Russian space station module shipped to NASA's space shuttle launch pad
BY JUSTIN RAY
Posted: April 15, 2010
While shuttle Atlantis was inside the Vehicle Assembly Building getting hooked up with its external fuel tank and solid rocket boosters, the mission's payloads drove by the landmark facility Thursday evening en route to the launch pad.
Packed within a special transport canister shaped like the shuttle's 60-foot-long payload bay, Russia's Mini Research Module 1 and an American cargo-carrying pallet destined for the International Space Station arrived atop NASA's seaside pad at nightfall.
Ground crews went to work hoisting the canister up the gantry to place the payload into the pad's cleanroom for its eventual insertion into the shuttle.
Atlantis is targeting a Monday night rollout from the 52-story assembly building beginning around 8 p.m. EDT. The journey to pad 39A should take about six hours from start to finish.
The Mini Research Module 1, dubbed Rassvet or "dawn," will be attached to the Russian Zarya module and serve as a new docking compartment.
The shuttle mission also includes delivery of fresh batteries for the station's Port 6 power truss, a new space-to-ground Ku-band communications antenna and an additional handling device for the Canadian Dextre robot.
Launch remains scheduled for May 14 at 2:19 p.m. EDT.
Astronaut Ken Ham commands the 12-day flight.
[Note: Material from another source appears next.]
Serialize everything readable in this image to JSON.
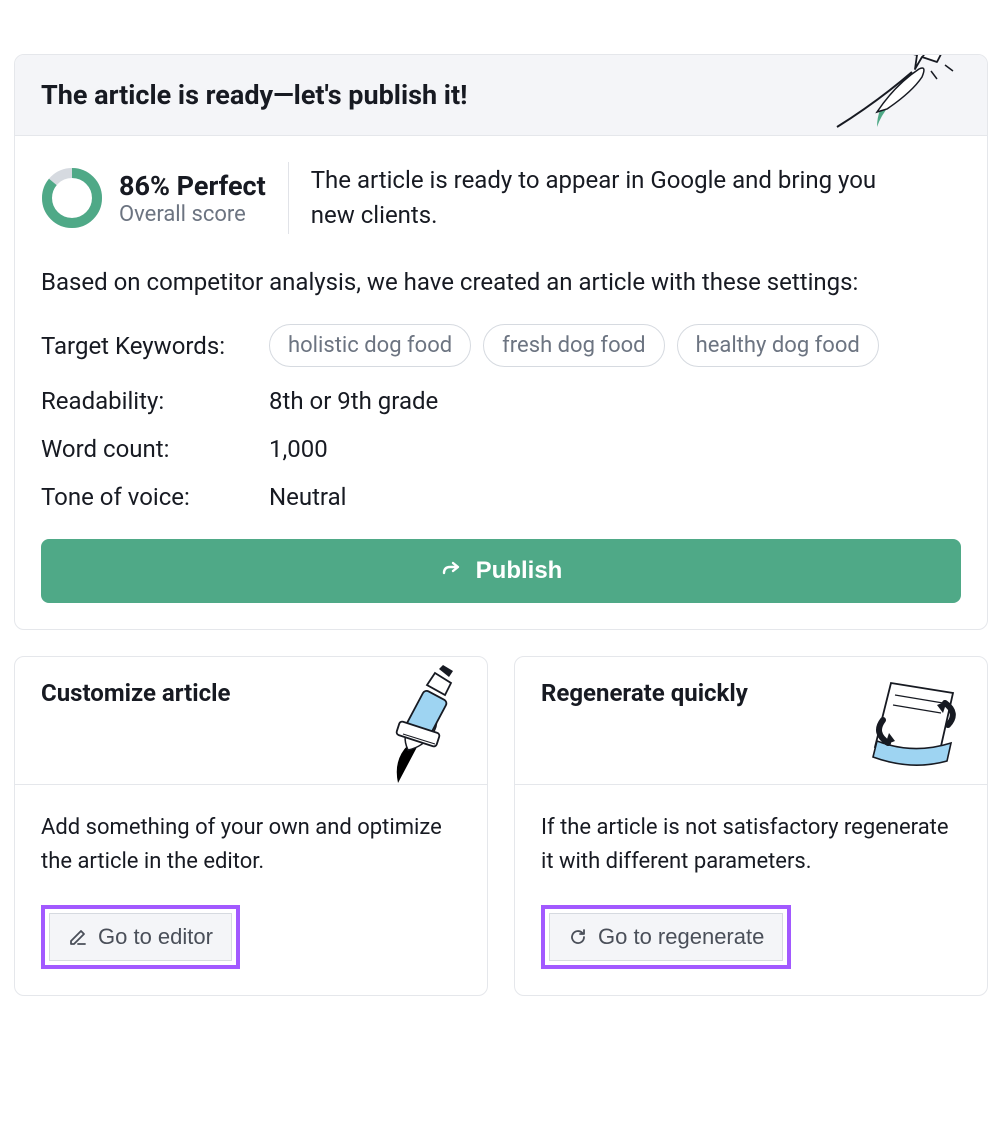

He will be joined by pilot Tony Antonelli and mission specialists Garrett Reisman, Mike Good, Steve Bowen and Piers Sellers.
Photo credit: Spaceflight Now